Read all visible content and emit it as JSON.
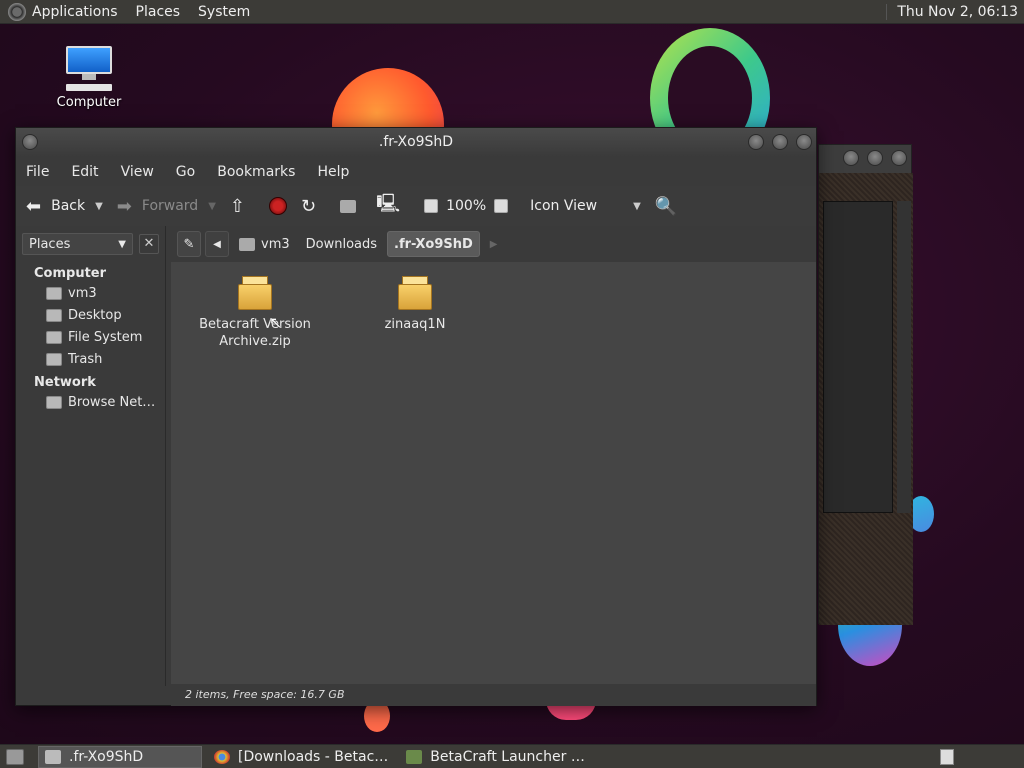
{
  "top_panel": {
    "menus": [
      "Applications",
      "Places",
      "System"
    ],
    "clock": "Thu Nov  2, 06:13"
  },
  "desktop": {
    "computer_icon_label": "Computer"
  },
  "window": {
    "title": ".fr-Xo9ShD",
    "menus": [
      "File",
      "Edit",
      "View",
      "Go",
      "Bookmarks",
      "Help"
    ],
    "toolbar": {
      "back": "Back",
      "forward": "Forward",
      "zoom": "100%",
      "view_mode": "Icon View"
    },
    "sidebar": {
      "selector": "Places",
      "sections": [
        {
          "title": "Computer",
          "items": [
            "vm3",
            "Desktop",
            "File System",
            "Trash"
          ]
        },
        {
          "title": "Network",
          "items": [
            "Browse Net…"
          ]
        }
      ]
    },
    "path": [
      "vm3",
      "Downloads",
      ".fr-Xo9ShD"
    ],
    "files": [
      {
        "name": "Betacraft Version Archive.zip",
        "icon": "package-icon"
      },
      {
        "name": "zinaaq1N",
        "icon": "package-icon"
      }
    ],
    "status": "2 items, Free space: 16.7 GB"
  },
  "taskbar": {
    "tasks": [
      ".fr-Xo9ShD",
      "[Downloads - Betac…",
      "BetaCraft Launcher …"
    ]
  }
}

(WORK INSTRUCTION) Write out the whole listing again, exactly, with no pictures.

(SOLUTION)
Read all visible content and emit it as JSON.
{
  "top_panel": {
    "menus": [
      "Applications",
      "Places",
      "System"
    ],
    "clock": "Thu Nov  2, 06:13"
  },
  "desktop": {
    "computer_icon_label": "Computer"
  },
  "window": {
    "title": ".fr-Xo9ShD",
    "menus": [
      "File",
      "Edit",
      "View",
      "Go",
      "Bookmarks",
      "Help"
    ],
    "toolbar": {
      "back": "Back",
      "forward": "Forward",
      "zoom": "100%",
      "view_mode": "Icon View"
    },
    "sidebar": {
      "selector": "Places",
      "sections": [
        {
          "title": "Computer",
          "items": [
            "vm3",
            "Desktop",
            "File System",
            "Trash"
          ]
        },
        {
          "title": "Network",
          "items": [
            "Browse Net…"
          ]
        }
      ]
    },
    "path": [
      "vm3",
      "Downloads",
      ".fr-Xo9ShD"
    ],
    "files": [
      {
        "name": "Betacraft Version Archive.zip",
        "icon": "package-icon"
      },
      {
        "name": "zinaaq1N",
        "icon": "package-icon"
      }
    ],
    "status": "2 items, Free space: 16.7 GB"
  },
  "taskbar": {
    "tasks": [
      ".fr-Xo9ShD",
      "[Downloads - Betac…",
      "BetaCraft Launcher …"
    ]
  }
}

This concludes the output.